Once I’m happy with the image, I just save it out as JPG and call it a day. The purpose here it to get the detail that HDR gives you, without getting the “overdone” HDR look, so it’s really just enhancing an existing image with a little bit more dynamic range.

(Oh yeah, I sort of dubbed this technique “HDR+” a while back…)


Delafield, WI


BTW, we moved to Delafield…



If you’re familiar with HDR (High Dynamic Range) photography, you’ll know the results can look otherworldly (good) or cartoony (bad) or somewhere in between. Sure, sometimes you want cartoony, or an image that appears more like a painting or an illustration, but other times you really want a better photo, so that’s what this is about. (I’m calling it HDR+ for now…)

So HDR+ is the combining of an HDR image with the original non-HDR image to get the best of both worlds.

December HDR/Original
Original Photo(s) by John December.

I asked John December if I could combine this HDR photo with the original photo to see what it would look like… and he agreed.

I layered the two images in Photoshop, with the HDR on top at about 25% transparency, and I added some Gaussian blur to the sky to get rid of some of the pixelation. I also did a bit of dodging and burning here and there.

Labelle Pool

This shot of some water at Labelle Cemetery in Oconomowoc, Wisconsin is also a combination of an HDR and non-HDR image. I wanted to get rich, vibrant colors, but not have it look like an HDR image.
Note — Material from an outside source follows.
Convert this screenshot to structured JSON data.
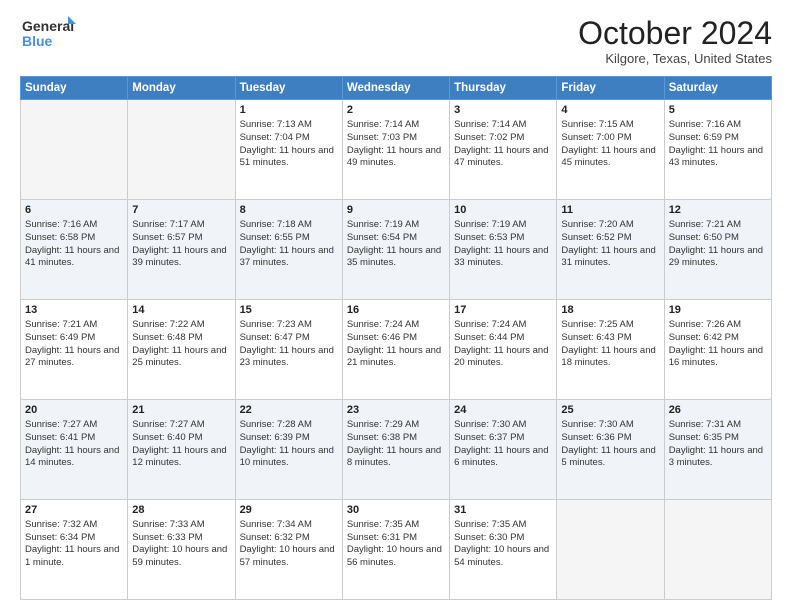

I think it turned out quite well.

For this one, I processed one RAW file into 4 separate (different exposure) TIFF files and combined those into an HDR image, then layered two of the original TIFFs with the final HDR to get the final image.

If you’re doing HDR photography, consider playing around with this technique to get a new perspective on things… HDR plus a little more, if you will.